arbitrary. Try lowering the application sizes in the finder "get info"
window, and seeing whether the resulting python is still usable. Some
modules (Tkinter comes to mind) need a lot of memory, so it may also be
necessary to increase the application size.

After installing

The first step thing you could try is to run "compileall.py" to create
all .pyc files, but this isn't very important, as pyc files are
created on-the-fly as well. You may also want to skip this step if you
are low on diskspace.

Next, it is probably a good idea to run the automatic tests. Start
Python and "import test.autotest". This should not print only one error, about some
AM/PM format not supported in strftime. 
It will, however, print some messages about optional features
not supported. Also, if you didn't run compileall before autotesting
you may run out of memory the first time you run the
tests. test_socket may also fail if you have no internet
connection. Please also read the Relnotes file for other minor
problems with this distribution.

Using Python is most easily done from the IDE, which has a builtin editor,
debugger and other goodies. The alternative is to use PythonInterpreter,
which is the lowlevel interpreter with a console-window only (similar to Unix


Two items are installed in the system folder: the interpreter shared
library "PythonCore 1.6a2" lives in the Extensions folder and the
"Python 1.6a2 Preferences" file in the Preferences folder. All the rest
of Python lives in the folder you installed in.

Things to see

Start off at Mac:Demo:index.html. Read at least the first few sections.

There are also some readme files in the "Read me files" folder that may
contain useful information. There is also a first stab at documentation
(plus examples) in the Mac:Demo folder. The toplevel Demo folder has
machine-independent demos. 
The Mac:Lib:test folder also has some programs that show simple
capabilities of various modules.

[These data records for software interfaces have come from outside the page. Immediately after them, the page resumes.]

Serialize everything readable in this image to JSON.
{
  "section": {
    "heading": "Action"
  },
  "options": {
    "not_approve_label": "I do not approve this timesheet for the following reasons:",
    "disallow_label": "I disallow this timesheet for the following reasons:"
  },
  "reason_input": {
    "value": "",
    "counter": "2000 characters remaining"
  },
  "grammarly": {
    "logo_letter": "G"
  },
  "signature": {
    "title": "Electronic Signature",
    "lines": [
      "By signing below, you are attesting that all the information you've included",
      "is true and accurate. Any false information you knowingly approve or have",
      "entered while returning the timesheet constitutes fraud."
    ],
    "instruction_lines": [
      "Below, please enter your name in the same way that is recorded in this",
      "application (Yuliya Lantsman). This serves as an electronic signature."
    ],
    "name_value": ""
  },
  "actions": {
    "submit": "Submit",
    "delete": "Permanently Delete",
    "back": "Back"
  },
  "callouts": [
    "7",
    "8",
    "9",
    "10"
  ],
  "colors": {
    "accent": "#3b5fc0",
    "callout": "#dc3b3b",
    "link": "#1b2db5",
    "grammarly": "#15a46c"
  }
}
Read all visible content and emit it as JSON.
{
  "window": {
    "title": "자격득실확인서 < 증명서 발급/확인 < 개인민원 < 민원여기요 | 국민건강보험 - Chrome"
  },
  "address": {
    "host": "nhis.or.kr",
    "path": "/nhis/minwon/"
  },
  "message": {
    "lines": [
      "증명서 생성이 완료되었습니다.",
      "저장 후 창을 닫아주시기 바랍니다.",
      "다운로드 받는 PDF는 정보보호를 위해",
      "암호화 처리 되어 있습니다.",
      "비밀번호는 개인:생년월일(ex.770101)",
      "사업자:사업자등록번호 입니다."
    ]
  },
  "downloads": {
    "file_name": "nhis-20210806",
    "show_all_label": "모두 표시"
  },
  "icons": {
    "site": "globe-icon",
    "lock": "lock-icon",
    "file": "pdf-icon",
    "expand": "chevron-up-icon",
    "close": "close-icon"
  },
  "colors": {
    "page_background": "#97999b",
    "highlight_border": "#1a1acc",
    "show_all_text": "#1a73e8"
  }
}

The "scripts" folder has some sample scripts. Some are useful, some are
just interesting to look at to see how various things work. The MkDistr,
mkapplet and fullbuild scripts (plus the ones mentioned above) may help
you to understand how to use AppleEvents and various other toolboxes
from python.

The 'img' group of modules, which handles I/O of many different image
formats is included, but without documentation.  You can find docs at
ftp://ftp.cwi.nl/pub/jack/python/img (or somewhere around there).

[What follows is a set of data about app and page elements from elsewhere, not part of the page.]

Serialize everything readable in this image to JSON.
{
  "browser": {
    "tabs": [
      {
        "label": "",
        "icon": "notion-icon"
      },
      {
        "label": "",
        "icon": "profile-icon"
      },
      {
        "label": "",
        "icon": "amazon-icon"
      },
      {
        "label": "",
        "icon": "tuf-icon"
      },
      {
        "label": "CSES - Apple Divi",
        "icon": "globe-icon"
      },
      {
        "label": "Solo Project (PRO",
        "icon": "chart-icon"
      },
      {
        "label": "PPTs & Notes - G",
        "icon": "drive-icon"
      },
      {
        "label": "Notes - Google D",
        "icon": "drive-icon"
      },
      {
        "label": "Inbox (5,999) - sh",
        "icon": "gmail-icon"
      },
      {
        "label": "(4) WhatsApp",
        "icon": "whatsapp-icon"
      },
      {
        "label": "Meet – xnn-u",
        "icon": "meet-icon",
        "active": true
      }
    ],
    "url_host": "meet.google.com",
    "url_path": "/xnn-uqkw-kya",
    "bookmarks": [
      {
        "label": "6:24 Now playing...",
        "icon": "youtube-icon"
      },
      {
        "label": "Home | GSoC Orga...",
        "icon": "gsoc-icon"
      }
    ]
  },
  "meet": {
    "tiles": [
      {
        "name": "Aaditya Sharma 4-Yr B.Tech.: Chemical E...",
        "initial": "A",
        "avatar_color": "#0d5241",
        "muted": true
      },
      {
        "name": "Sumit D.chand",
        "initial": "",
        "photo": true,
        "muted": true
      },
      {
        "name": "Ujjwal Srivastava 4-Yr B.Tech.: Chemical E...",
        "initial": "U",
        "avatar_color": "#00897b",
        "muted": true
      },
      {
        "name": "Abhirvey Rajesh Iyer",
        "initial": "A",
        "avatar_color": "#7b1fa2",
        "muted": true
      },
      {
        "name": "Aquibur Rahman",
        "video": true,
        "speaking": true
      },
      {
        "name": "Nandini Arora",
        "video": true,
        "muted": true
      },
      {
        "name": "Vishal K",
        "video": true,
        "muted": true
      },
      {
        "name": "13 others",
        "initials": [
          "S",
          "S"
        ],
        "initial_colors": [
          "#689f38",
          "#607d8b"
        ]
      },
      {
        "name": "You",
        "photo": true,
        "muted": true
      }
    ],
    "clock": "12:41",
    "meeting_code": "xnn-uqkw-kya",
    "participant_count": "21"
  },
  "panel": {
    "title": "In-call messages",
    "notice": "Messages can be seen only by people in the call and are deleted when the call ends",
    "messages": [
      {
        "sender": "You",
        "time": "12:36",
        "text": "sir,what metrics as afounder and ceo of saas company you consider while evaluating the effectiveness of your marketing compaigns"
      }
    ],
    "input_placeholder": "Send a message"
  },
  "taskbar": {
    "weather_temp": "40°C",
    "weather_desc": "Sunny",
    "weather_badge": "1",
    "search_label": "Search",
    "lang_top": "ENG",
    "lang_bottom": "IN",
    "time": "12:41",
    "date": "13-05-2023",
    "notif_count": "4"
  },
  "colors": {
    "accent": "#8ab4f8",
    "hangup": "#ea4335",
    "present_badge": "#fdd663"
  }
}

Finally there is a Mac:Contrib folder which contains some contributed

Upgrading from older Python releases

Since release 1.4 Python releases are independent of each other, with
separate Preferences files, shared library names, etc. The good news is
that this means you can keep your older version around if you are unsure
whether to upgrade. The bad news is that your old preference settings
are lost and you have to set them again.

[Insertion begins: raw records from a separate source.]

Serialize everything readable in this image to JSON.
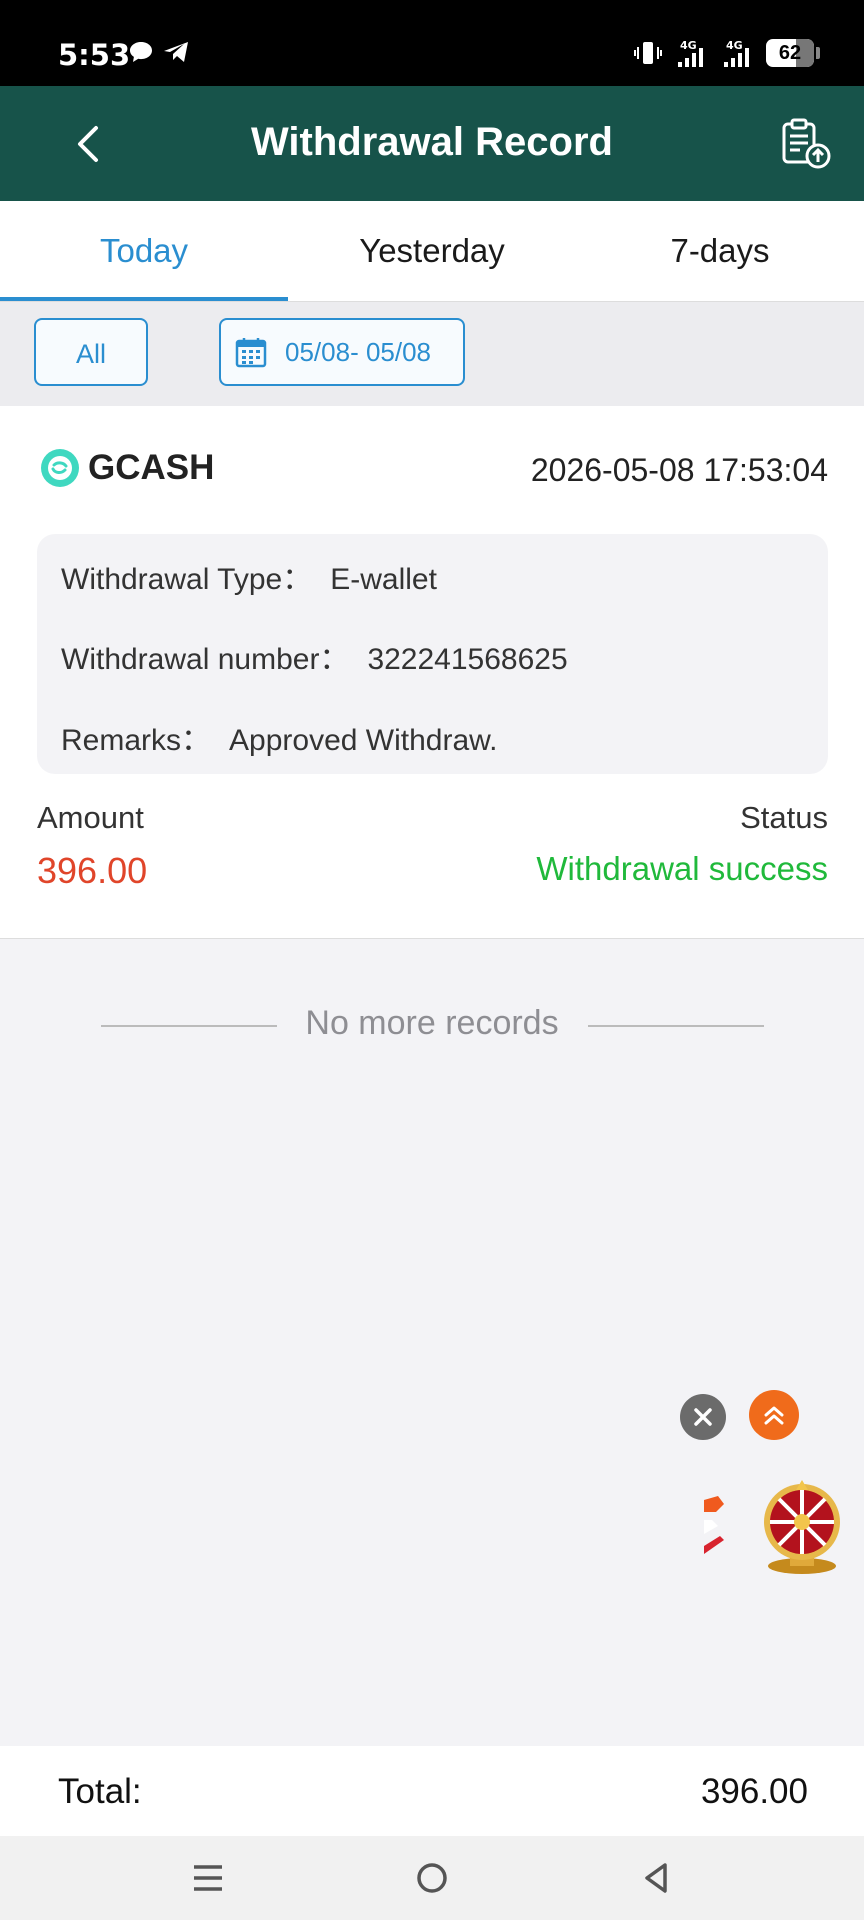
{
  "status_bar": {
    "time": "5:53",
    "left_icons": [
      "chat-bubble-icon",
      "telegram-icon"
    ],
    "right_icons": [
      "vibrate-icon",
      "signal-4g-icon",
      "signal-4g-icon"
    ],
    "battery": "62"
  },
  "header": {
    "title": "Withdrawal Record",
    "back_icon": "chevron-left-icon",
    "action_icon": "clipboard-upload-icon"
  },
  "tabs": [
    {
      "label": "Today",
      "active": true
    },
    {
      "label": "Yesterday",
      "active": false
    },
    {
      "label": "7-days",
      "active": false
    }
  ],
  "filters": {
    "type_label": "All",
    "date_range": "05/08- 05/08",
    "date_icon": "calendar-icon"
  },
  "record": {
    "method": "GCASH",
    "datetime": "2026-05-08 17:53:04",
    "type_label": "Withdrawal Type：",
    "type_value": "E-wallet",
    "number_label": "Withdrawal number：",
    "number_value": "322241568625",
    "remarks_label": "Remarks：",
    "remarks_value": "Approved Withdraw.",
    "amount_label": "Amount",
    "amount_value": "396.00",
    "status_label": "Status",
    "status_value": "Withdrawal success"
  },
  "list_end_text": "No more records",
  "totals": {
    "label": "Total:",
    "value": "396.00"
  },
  "colors": {
    "header_bg": "#17534a",
    "accent_blue": "#2a8ed0",
    "amount_red": "#e0452a",
    "success_green": "#20b93b"
  },
  "nav_icons": [
    "menu-icon",
    "home-circle-icon",
    "back-triangle-icon"
  ]
}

After you are satisfied that 1.6a2 works as expected you can trash
anything in the system folder that has "python" in the name and not

The installer

The installer for this product was created using Installer VISE
from MindVision Software. For more information on Installer VISE,
MindVision Software
7201 North 7th Street
Lincoln, NE 68521-8913
Voice: 402-477-3269
Fax: 402-477-1395
Internet: mindvision@mindvision.com

Just van Rossum <just@letterror.nl> created the initial version of the
installer (with Installer Vise Lite), and Jack worked from there.


Thanks go to the whole Python community with Guido in the lead, of course.
Mac-specific thanks go to the pythonmac-sig, Just van Rossum, Corran Webster,
Erik van Blokland, Bill Bedford, Chris Stern, Gordon Worley, Oliver Steele, M. Papillon
and all the other people who provided feedback, code or both!


Send bug reports, suggestions, contributions and fanmail to
<jack@cwi.nl>. However, a better way to discuss MacPython is to join the
<pythonmac-sig@python.org> mailing list, which is explicitly meant for
this purpose.

Alternatively, you can try sending to comp.lang.python or
python-list@cwi.nl, but since I read the newsgroup, not the mailinglist,
I may miss it there (but other people may know quite a bit more than me

Jack Jansen
Oratrix Development BV
Valeriusplein 30
the Netherlands

<jack@cwi.nl>, http://www.cwi.nl/~jack